- **What to produce**
All lines below must be repeated exactly, with the pictures omitted.

***** Information supplied

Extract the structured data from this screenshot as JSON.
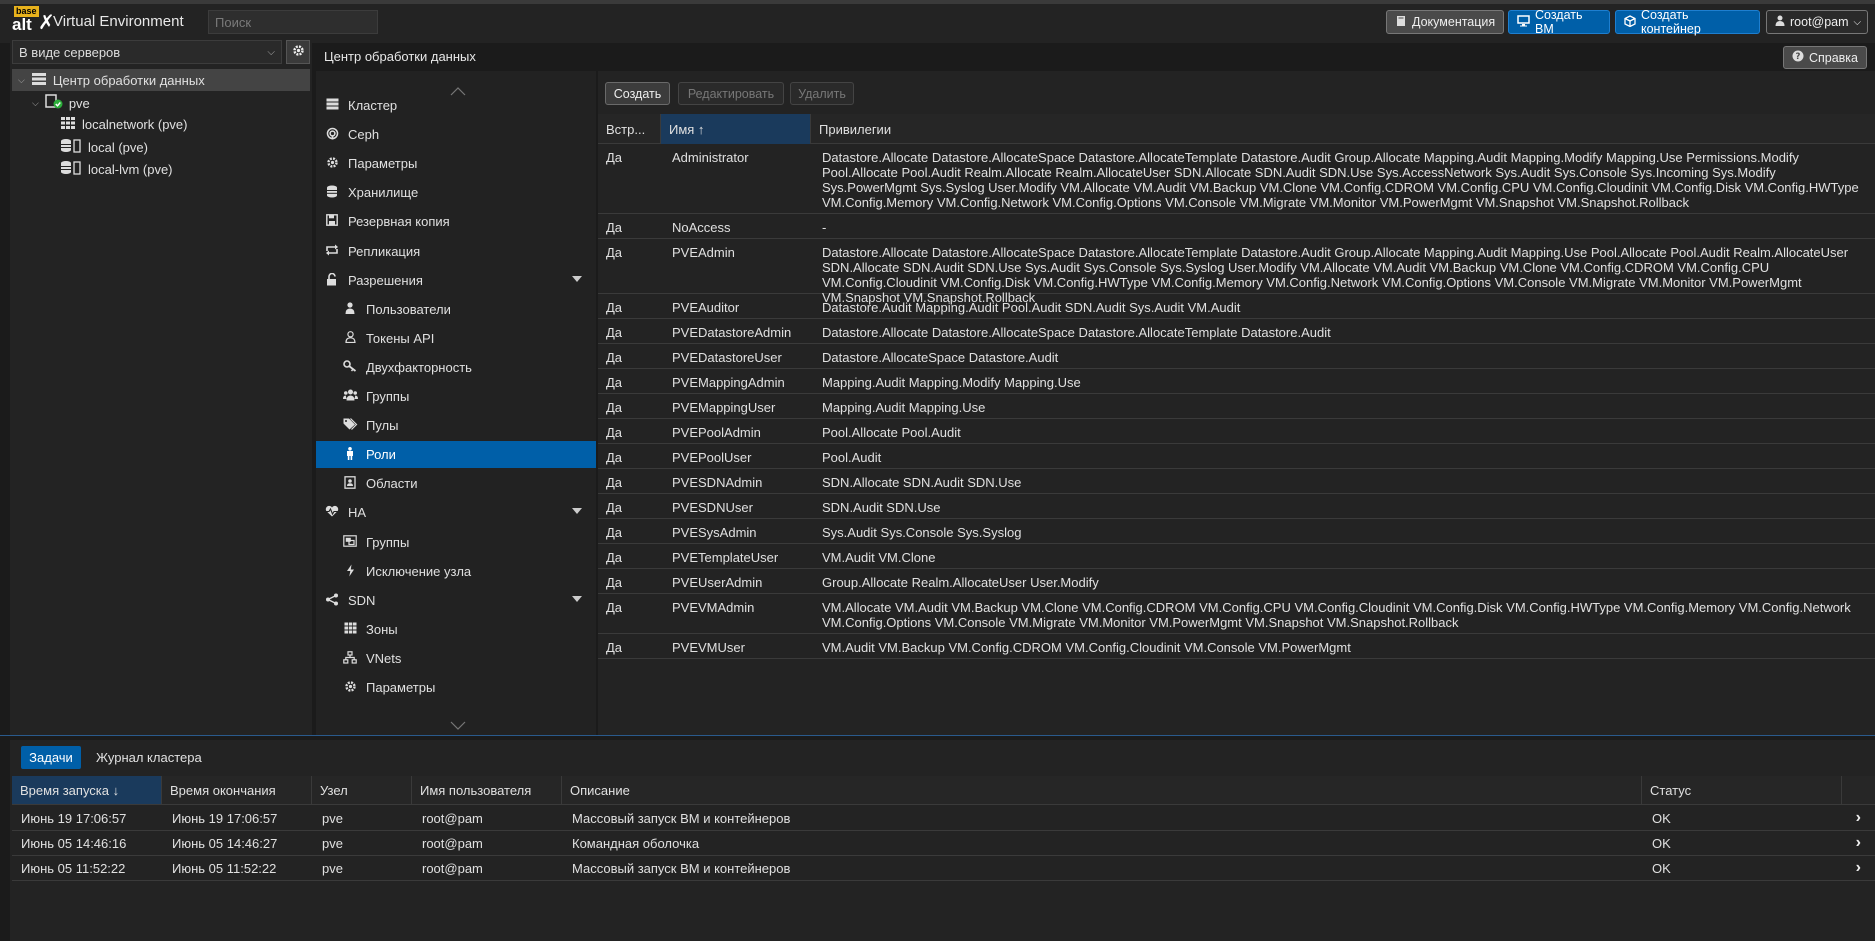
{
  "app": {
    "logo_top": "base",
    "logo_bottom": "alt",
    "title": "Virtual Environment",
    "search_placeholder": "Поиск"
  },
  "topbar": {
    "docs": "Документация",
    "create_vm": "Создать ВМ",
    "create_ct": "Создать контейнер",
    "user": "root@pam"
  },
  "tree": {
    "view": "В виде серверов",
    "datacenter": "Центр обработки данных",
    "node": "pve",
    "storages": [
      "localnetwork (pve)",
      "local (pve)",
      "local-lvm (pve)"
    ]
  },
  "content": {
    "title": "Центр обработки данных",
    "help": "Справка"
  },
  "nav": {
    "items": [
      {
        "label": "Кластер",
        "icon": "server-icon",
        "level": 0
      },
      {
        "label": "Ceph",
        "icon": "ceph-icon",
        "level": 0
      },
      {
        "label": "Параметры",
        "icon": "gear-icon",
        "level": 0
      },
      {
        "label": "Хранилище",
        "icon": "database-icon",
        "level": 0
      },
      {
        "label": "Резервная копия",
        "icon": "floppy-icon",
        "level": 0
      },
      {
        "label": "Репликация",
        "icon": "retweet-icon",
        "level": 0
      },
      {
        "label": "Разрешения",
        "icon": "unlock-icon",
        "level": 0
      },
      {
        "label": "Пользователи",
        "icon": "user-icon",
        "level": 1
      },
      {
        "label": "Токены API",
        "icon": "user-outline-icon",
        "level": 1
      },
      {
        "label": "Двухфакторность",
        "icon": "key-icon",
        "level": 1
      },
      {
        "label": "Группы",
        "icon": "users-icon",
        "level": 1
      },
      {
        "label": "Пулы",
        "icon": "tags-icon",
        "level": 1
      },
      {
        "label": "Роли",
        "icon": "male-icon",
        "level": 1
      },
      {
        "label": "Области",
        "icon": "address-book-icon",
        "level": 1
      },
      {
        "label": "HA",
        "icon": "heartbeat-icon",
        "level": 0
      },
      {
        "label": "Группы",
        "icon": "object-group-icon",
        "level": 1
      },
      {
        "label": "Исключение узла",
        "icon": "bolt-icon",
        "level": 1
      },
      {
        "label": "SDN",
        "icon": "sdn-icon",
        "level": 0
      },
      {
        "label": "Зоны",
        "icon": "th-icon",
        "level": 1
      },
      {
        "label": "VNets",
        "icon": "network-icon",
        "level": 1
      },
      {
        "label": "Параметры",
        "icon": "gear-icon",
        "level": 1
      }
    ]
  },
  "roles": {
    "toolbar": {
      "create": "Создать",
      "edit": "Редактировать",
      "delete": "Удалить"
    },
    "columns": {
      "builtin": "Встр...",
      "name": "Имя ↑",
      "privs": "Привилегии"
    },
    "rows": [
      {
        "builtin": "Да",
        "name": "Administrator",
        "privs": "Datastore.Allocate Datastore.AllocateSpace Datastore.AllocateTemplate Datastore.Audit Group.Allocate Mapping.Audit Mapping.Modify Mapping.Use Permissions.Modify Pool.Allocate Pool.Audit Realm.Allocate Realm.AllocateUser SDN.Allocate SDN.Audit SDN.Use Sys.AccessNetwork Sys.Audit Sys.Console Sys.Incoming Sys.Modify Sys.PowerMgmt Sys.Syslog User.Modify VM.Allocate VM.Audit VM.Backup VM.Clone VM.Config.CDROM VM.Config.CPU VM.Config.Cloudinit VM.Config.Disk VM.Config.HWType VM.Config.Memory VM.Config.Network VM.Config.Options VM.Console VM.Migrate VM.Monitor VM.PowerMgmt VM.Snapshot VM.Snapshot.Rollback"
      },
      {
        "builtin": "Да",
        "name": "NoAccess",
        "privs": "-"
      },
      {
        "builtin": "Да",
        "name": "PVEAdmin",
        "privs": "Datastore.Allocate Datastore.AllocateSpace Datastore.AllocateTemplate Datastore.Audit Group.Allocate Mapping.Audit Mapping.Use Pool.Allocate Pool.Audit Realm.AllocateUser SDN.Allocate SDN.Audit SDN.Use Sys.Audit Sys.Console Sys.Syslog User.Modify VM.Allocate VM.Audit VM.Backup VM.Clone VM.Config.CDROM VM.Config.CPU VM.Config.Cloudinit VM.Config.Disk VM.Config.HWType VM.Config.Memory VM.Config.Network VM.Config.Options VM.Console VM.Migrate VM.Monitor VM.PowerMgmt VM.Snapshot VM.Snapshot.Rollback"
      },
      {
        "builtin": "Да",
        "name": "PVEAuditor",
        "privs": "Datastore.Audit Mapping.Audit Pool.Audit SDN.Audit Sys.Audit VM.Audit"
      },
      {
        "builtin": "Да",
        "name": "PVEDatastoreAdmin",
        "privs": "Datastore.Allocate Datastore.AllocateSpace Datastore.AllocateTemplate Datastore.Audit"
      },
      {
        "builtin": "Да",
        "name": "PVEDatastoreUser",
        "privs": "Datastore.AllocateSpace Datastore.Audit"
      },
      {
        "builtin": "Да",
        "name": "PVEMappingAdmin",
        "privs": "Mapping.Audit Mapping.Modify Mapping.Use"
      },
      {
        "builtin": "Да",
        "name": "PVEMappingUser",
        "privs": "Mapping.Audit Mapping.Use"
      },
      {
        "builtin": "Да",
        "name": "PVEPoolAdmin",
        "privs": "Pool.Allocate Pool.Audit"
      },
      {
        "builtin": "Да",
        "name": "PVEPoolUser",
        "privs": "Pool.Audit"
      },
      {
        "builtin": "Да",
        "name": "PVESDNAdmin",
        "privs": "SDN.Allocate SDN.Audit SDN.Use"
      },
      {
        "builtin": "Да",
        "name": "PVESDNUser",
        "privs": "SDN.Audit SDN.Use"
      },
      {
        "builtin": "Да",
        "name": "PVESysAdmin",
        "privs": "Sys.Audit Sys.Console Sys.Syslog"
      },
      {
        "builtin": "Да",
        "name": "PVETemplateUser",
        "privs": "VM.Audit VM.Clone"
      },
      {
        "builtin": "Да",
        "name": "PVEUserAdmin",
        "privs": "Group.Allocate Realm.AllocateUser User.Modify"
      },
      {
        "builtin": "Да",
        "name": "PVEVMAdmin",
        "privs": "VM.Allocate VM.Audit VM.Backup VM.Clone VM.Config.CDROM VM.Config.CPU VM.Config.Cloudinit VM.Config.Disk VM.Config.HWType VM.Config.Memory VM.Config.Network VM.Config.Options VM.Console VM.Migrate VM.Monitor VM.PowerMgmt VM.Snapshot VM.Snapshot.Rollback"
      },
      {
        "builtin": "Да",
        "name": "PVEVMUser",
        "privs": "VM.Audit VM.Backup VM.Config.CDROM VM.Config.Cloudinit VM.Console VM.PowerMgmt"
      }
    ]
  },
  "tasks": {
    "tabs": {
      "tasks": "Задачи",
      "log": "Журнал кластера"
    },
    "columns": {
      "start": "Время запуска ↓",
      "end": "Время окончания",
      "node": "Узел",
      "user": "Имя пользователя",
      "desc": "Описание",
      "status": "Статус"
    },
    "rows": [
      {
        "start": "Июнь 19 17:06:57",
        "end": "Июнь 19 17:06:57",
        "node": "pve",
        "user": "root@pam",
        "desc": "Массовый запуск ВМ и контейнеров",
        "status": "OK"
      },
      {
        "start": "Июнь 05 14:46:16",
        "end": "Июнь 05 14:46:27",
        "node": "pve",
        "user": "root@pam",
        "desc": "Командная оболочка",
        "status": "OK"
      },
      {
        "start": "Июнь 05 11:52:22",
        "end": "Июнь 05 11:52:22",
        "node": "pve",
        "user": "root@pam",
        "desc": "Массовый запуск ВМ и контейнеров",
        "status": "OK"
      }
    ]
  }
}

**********

- **Reply to the exercise**
Extract the structured data from this screenshot as JSON.
{
  "app": {
    "logo_top": "base",
    "logo_bottom": "alt",
    "title": "Virtual Environment",
    "search_placeholder": "Поиск"
  },
  "topbar": {
    "docs": "Документация",
    "create_vm": "Создать ВМ",
    "create_ct": "Создать контейнер",
    "user": "root@pam"
  },
  "tree": {
    "view": "В виде серверов",
    "datacenter": "Центр обработки данных",
    "node": "pve",
    "storages": [
      "localnetwork (pve)",
      "local (pve)",
      "local-lvm (pve)"
    ]
  },
  "content": {
    "title": "Центр обработки данных",
    "help": "Справка"
  },
  "nav": {
    "items": [
      {
        "label": "Кластер",
        "icon": "server-icon",
        "level": 0
      },
      {
        "label": "Ceph",
        "icon": "ceph-icon",
        "level": 0
      },
      {
        "label": "Параметры",
        "icon": "gear-icon",
        "level": 0
      },
      {
        "label": "Хранилище",
        "icon": "database-icon",
        "level": 0
      },
      {
        "label": "Резервная копия",
        "icon": "floppy-icon",
        "level": 0
      },
      {
        "label": "Репликация",
        "icon": "retweet-icon",
        "level": 0
      },
      {
        "label": "Разрешения",
        "icon": "unlock-icon",
        "level": 0
      },
      {
        "label": "Пользователи",
        "icon": "user-icon",
        "level": 1
      },
      {
        "label": "Токены API",
        "icon": "user-outline-icon",
        "level": 1
      },
      {
        "label": "Двухфакторность",
        "icon": "key-icon",
        "level": 1
      },
      {
        "label": "Группы",
        "icon": "users-icon",
        "level": 1
      },
      {
        "label": "Пулы",
        "icon": "tags-icon",
        "level": 1
      },
      {
        "label": "Роли",
        "icon": "male-icon",
        "level": 1
      },
      {
        "label": "Области",
        "icon": "address-book-icon",
        "level": 1
      },
      {
        "label": "HA",
        "icon": "heartbeat-icon",
        "level": 0
      },
      {
        "label": "Группы",
        "icon": "object-group-icon",
        "level": 1
      },
      {
        "label": "Исключение узла",
        "icon": "bolt-icon",
        "level": 1
      },
      {
        "label": "SDN",
        "icon": "sdn-icon",
        "level": 0
      },
      {
        "label": "Зоны",
        "icon": "th-icon",
        "level": 1
      },
      {
        "label": "VNets",
        "icon": "network-icon",
        "level": 1
      },
      {
        "label": "Параметры",
        "icon": "gear-icon",
        "level": 1
      }
    ]
  },
  "roles": {
    "toolbar": {
      "create": "Создать",
      "edit": "Редактировать",
      "delete": "Удалить"
    },
    "columns": {
      "builtin": "Встр...",
      "name": "Имя ↑",
      "privs": "Привилегии"
    },
    "rows": [
      {
        "builtin": "Да",
        "name": "Administrator",
        "privs": "Datastore.Allocate Datastore.AllocateSpace Datastore.AllocateTemplate Datastore.Audit Group.Allocate Mapping.Audit Mapping.Modify Mapping.Use Permissions.Modify Pool.Allocate Pool.Audit Realm.Allocate Realm.AllocateUser SDN.Allocate SDN.Audit SDN.Use Sys.AccessNetwork Sys.Audit Sys.Console Sys.Incoming Sys.Modify Sys.PowerMgmt Sys.Syslog User.Modify VM.Allocate VM.Audit VM.Backup VM.Clone VM.Config.CDROM VM.Config.CPU VM.Config.Cloudinit VM.Config.Disk VM.Config.HWType VM.Config.Memory VM.Config.Network VM.Config.Options VM.Console VM.Migrate VM.Monitor VM.PowerMgmt VM.Snapshot VM.Snapshot.Rollback"
      },
      {
        "builtin": "Да",
        "name": "NoAccess",
        "privs": "-"
      },
      {
        "builtin": "Да",
        "name": "PVEAdmin",
        "privs": "Datastore.Allocate Datastore.AllocateSpace Datastore.AllocateTemplate Datastore.Audit Group.Allocate Mapping.Audit Mapping.Use Pool.Allocate Pool.Audit Realm.AllocateUser SDN.Allocate SDN.Audit SDN.Use Sys.Audit Sys.Console Sys.Syslog User.Modify VM.Allocate VM.Audit VM.Backup VM.Clone VM.Config.CDROM VM.Config.CPU VM.Config.Cloudinit VM.Config.Disk VM.Config.HWType VM.Config.Memory VM.Config.Network VM.Config.Options VM.Console VM.Migrate VM.Monitor VM.PowerMgmt VM.Snapshot VM.Snapshot.Rollback"
      },
      {
        "builtin": "Да",
        "name": "PVEAuditor",
        "privs": "Datastore.Audit Mapping.Audit Pool.Audit SDN.Audit Sys.Audit VM.Audit"
      },
      {
        "builtin": "Да",
        "name": "PVEDatastoreAdmin",
        "privs": "Datastore.Allocate Datastore.AllocateSpace Datastore.AllocateTemplate Datastore.Audit"
      },
      {
        "builtin": "Да",
        "name": "PVEDatastoreUser",
        "privs": "Datastore.AllocateSpace Datastore.Audit"
      },
      {
        "builtin": "Да",
        "name": "PVEMappingAdmin",
        "privs": "Mapping.Audit Mapping.Modify Mapping.Use"
      },
      {
        "builtin": "Да",
        "name": "PVEMappingUser",
        "privs": "Mapping.Audit Mapping.Use"
      },
      {
        "builtin": "Да",
        "name": "PVEPoolAdmin",
        "privs": "Pool.Allocate Pool.Audit"
      },
      {
        "builtin": "Да",
        "name": "PVEPoolUser",
        "privs": "Pool.Audit"
      },
      {
        "builtin": "Да",
        "name": "PVESDNAdmin",
        "privs": "SDN.Allocate SDN.Audit SDN.Use"
      },
      {
        "builtin": "Да",
        "name": "PVESDNUser",
        "privs": "SDN.Audit SDN.Use"
      },
      {
        "builtin": "Да",
        "name": "PVESysAdmin",
        "privs": "Sys.Audit Sys.Console Sys.Syslog"
      },
      {
        "builtin": "Да",
        "name": "PVETemplateUser",
        "privs": "VM.Audit VM.Clone"
      },
      {
        "builtin": "Да",
        "name": "PVEUserAdmin",
        "privs": "Group.Allocate Realm.AllocateUser User.Modify"
      },
      {
        "builtin": "Да",
        "name": "PVEVMAdmin",
        "privs": "VM.Allocate VM.Audit VM.Backup VM.Clone VM.Config.CDROM VM.Config.CPU VM.Config.Cloudinit VM.Config.Disk VM.Config.HWType VM.Config.Memory VM.Config.Network VM.Config.Options VM.Console VM.Migrate VM.Monitor VM.PowerMgmt VM.Snapshot VM.Snapshot.Rollback"
      },
      {
        "builtin": "Да",
        "name": "PVEVMUser",
        "privs": "VM.Audit VM.Backup VM.Config.CDROM VM.Config.Cloudinit VM.Console VM.PowerMgmt"
      }
    ]
  },
  "tasks": {
    "tabs": {
      "tasks": "Задачи",
      "log": "Журнал кластера"
    },
    "columns": {
      "start": "Время запуска ↓",
      "end": "Время окончания",
      "node": "Узел",
      "user": "Имя пользователя",
      "desc": "Описание",
      "status": "Статус"
    },
    "rows": [
      {
        "start": "Июнь 19 17:06:57",
        "end": "Июнь 19 17:06:57",
        "node": "pve",
        "user": "root@pam",
        "desc": "Массовый запуск ВМ и контейнеров",
        "status": "OK"
      },
      {
        "start": "Июнь 05 14:46:16",
        "end": "Июнь 05 14:46:27",
        "node": "pve",
        "user": "root@pam",
        "desc": "Командная оболочка",
        "status": "OK"
      },
      {
        "start": "Июнь 05 11:52:22",
        "end": "Июнь 05 11:52:22",
        "node": "pve",
        "user": "root@pam",
        "desc": "Массовый запуск ВМ и контейнеров",
        "status": "OK"
      }
    ]
  }
}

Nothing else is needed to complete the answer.